What is being asked
Please filter the entries for the word "text" and copy every line that has it.

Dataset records

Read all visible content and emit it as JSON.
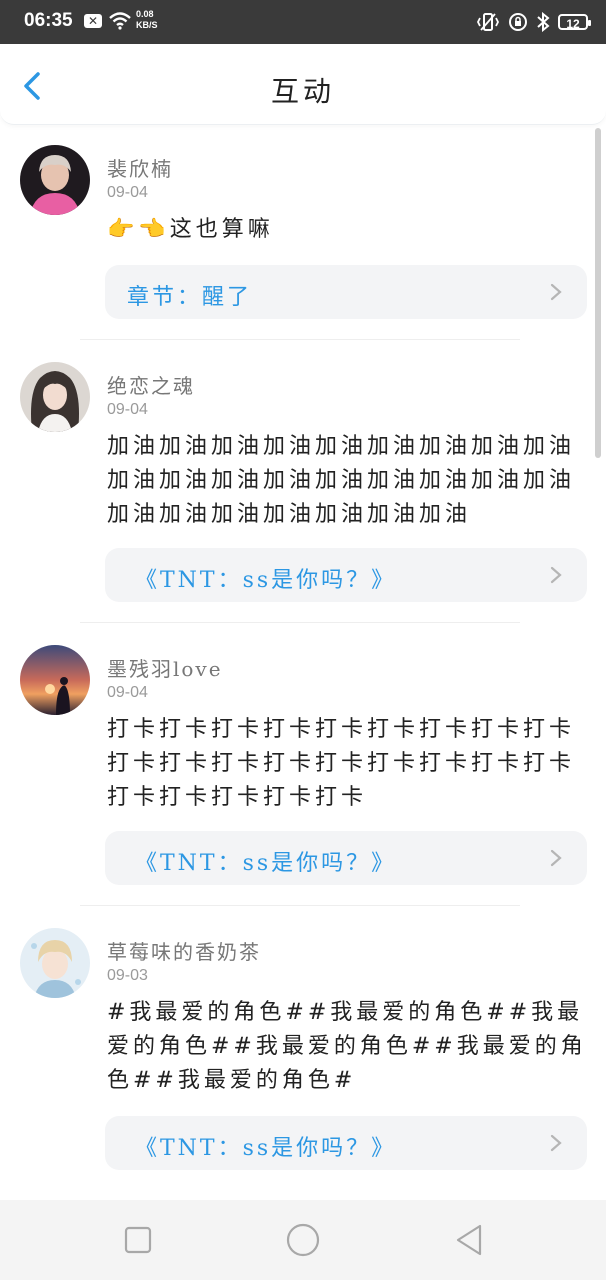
{
  "status_bar": {
    "time": "06:35",
    "speed_value": "0.08",
    "speed_unit": "KB/S",
    "battery": "12"
  },
  "header": {
    "title": "互动"
  },
  "items": [
    {
      "name": "裴欣楠",
      "date": "09-04",
      "text": "这也算嘛",
      "emoji": "👉👈",
      "chapter": "章节：醒了",
      "avatar_color": "#e85fa3"
    },
    {
      "name": "绝恋之魂",
      "date": "09-04",
      "text": "加油加油加油加油加油加油加油加油加油加油加油加油加油加油加油加油加油加油加油加油加油加油加油加油加油",
      "chapter": "《TNT：ss是你吗？》",
      "avatar_color": "#c9c4c0"
    },
    {
      "name": "墨残羽love",
      "date": "09-04",
      "text": "打卡打卡打卡打卡打卡打卡打卡打卡打卡打卡打卡打卡打卡打卡打卡打卡打卡打卡打卡打卡打卡打卡打卡",
      "chapter": "《TNT：ss是你吗？》",
      "avatar_color": "#d66b4e"
    },
    {
      "name": "草莓味的香奶茶",
      "date": "09-03",
      "text": "#我最爱的角色##我最爱的角色##我最爱的角色##我最爱的角色##我最爱的角色##我最爱的角色#",
      "chapter": "《TNT：ss是你吗？》",
      "avatar_color": "#cfe3ef"
    }
  ],
  "colors": {
    "accent": "#2c97e3",
    "status_bar": "#3a3a3a",
    "chip_bg": "#f3f4f6"
  },
  "icons": {
    "back": "chevron-left-icon",
    "chapter": "chevron-right-icon",
    "nav": [
      "square-icon",
      "circle-icon",
      "triangle-back-icon"
    ]
  }
}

Worked solution
      "text": "这也算嘛",
      "text": "加油加油加油加油加油加油加油加油加油加油加油加油加油加油加油加油加油加油加油加油加油加油加油加油加油",
      "text": "打卡打卡打卡打卡打卡打卡打卡打卡打卡打卡打卡打卡打卡打卡打卡打卡打卡打卡打卡打卡打卡打卡打卡",
      "text": "#我最爱的角色##我最爱的角色##我最爱的角色##我最爱的角色##我最爱的角色##我最爱的角色#",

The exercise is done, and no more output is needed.